> **Work required**:
Every entry that appears below is to be output exactly.

> **Dataset entries**:
[Start of Attachment]

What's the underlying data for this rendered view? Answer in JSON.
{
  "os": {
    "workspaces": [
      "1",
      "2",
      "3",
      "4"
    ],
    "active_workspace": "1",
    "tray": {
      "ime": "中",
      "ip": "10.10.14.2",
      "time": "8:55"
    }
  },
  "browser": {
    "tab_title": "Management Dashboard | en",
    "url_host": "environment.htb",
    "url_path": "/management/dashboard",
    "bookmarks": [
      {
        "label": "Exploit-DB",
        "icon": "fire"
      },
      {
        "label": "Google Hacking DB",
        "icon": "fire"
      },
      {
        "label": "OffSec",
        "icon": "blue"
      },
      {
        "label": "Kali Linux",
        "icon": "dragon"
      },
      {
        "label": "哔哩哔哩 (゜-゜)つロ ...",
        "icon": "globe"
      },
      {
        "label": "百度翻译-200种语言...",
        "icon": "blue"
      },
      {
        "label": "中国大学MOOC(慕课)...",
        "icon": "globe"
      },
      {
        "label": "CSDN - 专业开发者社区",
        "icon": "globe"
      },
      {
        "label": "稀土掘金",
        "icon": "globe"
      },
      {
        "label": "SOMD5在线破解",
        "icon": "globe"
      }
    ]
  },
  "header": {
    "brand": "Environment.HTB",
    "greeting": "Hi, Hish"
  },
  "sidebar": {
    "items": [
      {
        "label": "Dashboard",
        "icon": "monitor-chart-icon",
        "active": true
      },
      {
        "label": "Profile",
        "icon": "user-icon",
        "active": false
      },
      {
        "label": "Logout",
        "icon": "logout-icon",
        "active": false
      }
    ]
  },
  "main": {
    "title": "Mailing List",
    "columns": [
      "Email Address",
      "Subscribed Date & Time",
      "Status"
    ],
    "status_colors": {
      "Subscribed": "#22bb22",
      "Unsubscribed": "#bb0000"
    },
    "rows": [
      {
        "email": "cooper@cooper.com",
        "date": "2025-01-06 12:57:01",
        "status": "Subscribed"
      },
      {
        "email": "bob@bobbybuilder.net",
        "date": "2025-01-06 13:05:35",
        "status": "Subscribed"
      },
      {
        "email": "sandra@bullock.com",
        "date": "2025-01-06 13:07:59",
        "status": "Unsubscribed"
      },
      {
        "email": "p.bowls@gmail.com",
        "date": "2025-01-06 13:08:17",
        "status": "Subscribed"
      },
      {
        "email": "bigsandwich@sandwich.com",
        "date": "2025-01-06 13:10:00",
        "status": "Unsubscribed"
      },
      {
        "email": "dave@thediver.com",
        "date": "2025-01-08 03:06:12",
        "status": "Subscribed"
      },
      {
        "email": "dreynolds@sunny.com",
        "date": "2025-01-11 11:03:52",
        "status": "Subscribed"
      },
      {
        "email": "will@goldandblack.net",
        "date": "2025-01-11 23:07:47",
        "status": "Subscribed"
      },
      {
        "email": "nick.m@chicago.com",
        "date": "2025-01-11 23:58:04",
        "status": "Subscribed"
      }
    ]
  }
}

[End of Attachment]

> **Answer section**:
What's the underlying data for this rendered view? Answer in JSON.
{
  "os": {
    "workspaces": [
      "1",
      "2",
      "3",
      "4"
    ],
    "active_workspace": "1",
    "tray": {
      "ime": "中",
      "ip": "10.10.14.2",
      "time": "8:55"
    }
  },
  "browser": {
    "tab_title": "Management Dashboard | en",
    "url_host": "environment.htb",
    "url_path": "/management/dashboard",
    "bookmarks": [
      {
        "label": "Exploit-DB",
        "icon": "fire"
      },
      {
        "label": "Google Hacking DB",
        "icon": "fire"
      },
      {
        "label": "OffSec",
        "icon": "blue"
      },
      {
        "label": "Kali Linux",
        "icon": "dragon"
      },
      {
        "label": "哔哩哔哩 (゜-゜)つロ ...",
        "icon": "globe"
      },
      {
        "label": "百度翻译-200种语言...",
        "icon": "blue"
      },
      {
        "label": "中国大学MOOC(慕课)...",
        "icon": "globe"
      },
      {
        "label": "CSDN - 专业开发者社区",
        "icon": "globe"
      },
      {
        "label": "稀土掘金",
        "icon": "globe"
      },
      {
        "label": "SOMD5在线破解",
        "icon": "globe"
      }
    ]
  },
  "header": {
    "brand": "Environment.HTB",
    "greeting": "Hi, Hish"
  },
  "sidebar": {
    "items": [
      {
        "label": "Dashboard",
        "icon": "monitor-chart-icon",
        "active": true
      },
      {
        "label": "Profile",
        "icon": "user-icon",
        "active": false
      },
      {
        "label": "Logout",
        "icon": "logout-icon",
        "active": false
      }
    ]
  },
  "main": {
    "title": "Mailing List",
    "columns": [
      "Email Address",
      "Subscribed Date & Time",
      "Status"
    ],
    "status_colors": {
      "Subscribed": "#22bb22",
      "Unsubscribed": "#bb0000"
    },
    "rows": [
      {
        "email": "cooper@cooper.com",
        "date": "2025-01-06 12:57:01",
        "status": "Subscribed"
      },
      {
        "email": "bob@bobbybuilder.net",
        "date": "2025-01-06 13:05:35",
        "status": "Subscribed"
      },
      {
        "email": "sandra@bullock.com",
        "date": "2025-01-06 13:07:59",
        "status": "Unsubscribed"
      },
      {
        "email": "p.bowls@gmail.com",
        "date": "2025-01-06 13:08:17",
        "status": "Subscribed"
      },
      {
        "email": "bigsandwich@sandwich.com",
        "date": "2025-01-06 13:10:00",
        "status": "Unsubscribed"
      },
      {
        "email": "dave@thediver.com",
        "date": "2025-01-08 03:06:12",
        "status": "Subscribed"
      },
      {
        "email": "dreynolds@sunny.com",
        "date": "2025-01-11 11:03:52",
        "status": "Subscribed"
      },
      {
        "email": "will@goldandblack.net",
        "date": "2025-01-11 23:07:47",
        "status": "Subscribed"
      },
      {
        "email": "nick.m@chicago.com",
        "date": "2025-01-11 23:58:04",
        "status": "Subscribed"
      }
    ]
  }
}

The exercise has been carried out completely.